Other rarer but more serious side effects include:

  • Photosensitivity
  • Ulceration of the oesophagus

Photosensitivity is a reaction of the skin to sunlight. It is rare and can help be prevented by using high factor sunblock. If your skin does react to sunlight whilst using doxycycline you should seek medical help.

Ulceration of the oesophagus is also rare and can help be prevented by taking with a full glass of water and remaining upright after swallowing for at least 30 minutes.

There are a range of other less common side effects which can be found in the product information leaflet.

Who can’t use this drug?

Doxycycline isn’t suitable for everyone. It should not be used in children under 12 as it can discolour the teeth grey/green. It can also bind to growing bones and affect skeletal development. For this reason it is not recommended for use in pregnancy or breast feeding. It is not suitable for anyone with any known allergies to tetracycline antibiotics or anybody with sucrose intolerance.

If you have reduced kidney or liver function you should check with your doctor before using.

Does it interact with other medication?

Absorption of doxycycline from the gut can be impaired when taken with antacids (tablets used to neutralise stomach acid e.g Rennie’s or Gaviscon). Use together should be avoided, but if unavoidable then the two tablets should be taken as far apart as possible.

There are a few other minor interactions so always check with your doctor or pharmacist before using.

How do you take it?

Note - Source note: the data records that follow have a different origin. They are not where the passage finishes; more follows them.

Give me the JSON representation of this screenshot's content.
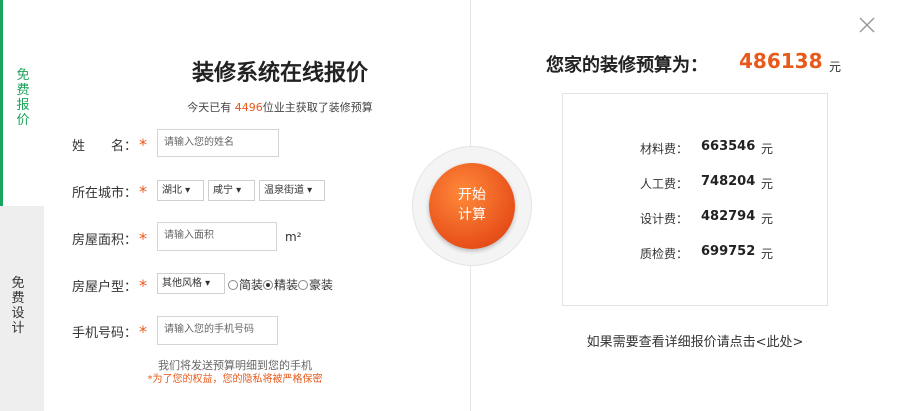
{
  "side_tabs": [
    {
      "label": "免\n费\n报\n价"
    },
    {
      "label": "免\n费\n设\n计"
    }
  ],
  "left": {
    "title": "装修系统在线报价",
    "subtitle_prefix": "今天已有 ",
    "subtitle_count": "4496",
    "subtitle_suffix": "位业主获取了装修预算",
    "fields": {
      "name_label": "姓　　名：",
      "name_placeholder": "请输入您的姓名",
      "city_label": "所在城市：",
      "province": "湖北",
      "city": "咸宁",
      "district": "温泉街道",
      "area_label": "房屋面积：",
      "area_placeholder": "请输入面积",
      "area_unit": "m²",
      "type_label": "房屋户型：",
      "style": "其他风格",
      "decor_options": [
        "简装",
        "精装",
        "豪装"
      ],
      "decor_selected": "精装",
      "phone_label": "手机号码：",
      "phone_placeholder": "请输入您的手机号码"
    },
    "required_mark": "*",
    "note_line1": "我们将发送预算明细到您的手机",
    "note_line2": "*为了您的权益，您的隐私将被严格保密"
  },
  "calc_button": {
    "label": "开始\n计算"
  },
  "right": {
    "budget_label": "您家的装修预算为：",
    "budget_value": "486138",
    "budget_unit": "元",
    "costs": [
      {
        "label": "材料费：",
        "value": "663546",
        "unit": "元"
      },
      {
        "label": "人工费：",
        "value": "748204",
        "unit": "元"
      },
      {
        "label": "设计费：",
        "value": "482794",
        "unit": "元"
      },
      {
        "label": "质检费：",
        "value": "699752",
        "unit": "元"
      }
    ],
    "detail_link": "如果需要查看详细报价请点击<此处>"
  },
  "colors": {
    "accent": "#e8591a",
    "green": "#1aa35a"
  },
  "icons": {
    "close": "close-icon"
  }
}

The dose of doxycycline for malaria prevention is 1x 100mg capsule once daily for 1-2 days before entering the malaria area, daily whilst there and for 28 days after your return. It is crucial to complete the course.

Will I need a prescription?

Yes. Doxycycline is a prescription only antimalarial so you will require a prescription from a suitably qualified person. Here at Travel Pharm our team consists of an independent prescriber experienced in the use of doxycycline for malaria prevention who can prescribe this medication for you. All you will need to do is complete a short questionnaire which allows our prescribers to check you are suitable for just £10 with no need to visit a doctor.

What happens when I finish the course?

When you have completed the course of doxycycline capsules your treatment is complete. However, there is a very small chance you can still contract malaria despite using the medication as prescribed. If you develop signs of fever, diarrhoea and sickness up to 1 year after you return home you need to see your GP and mention that you travelled to a malaria risk area.

Comments are closed here.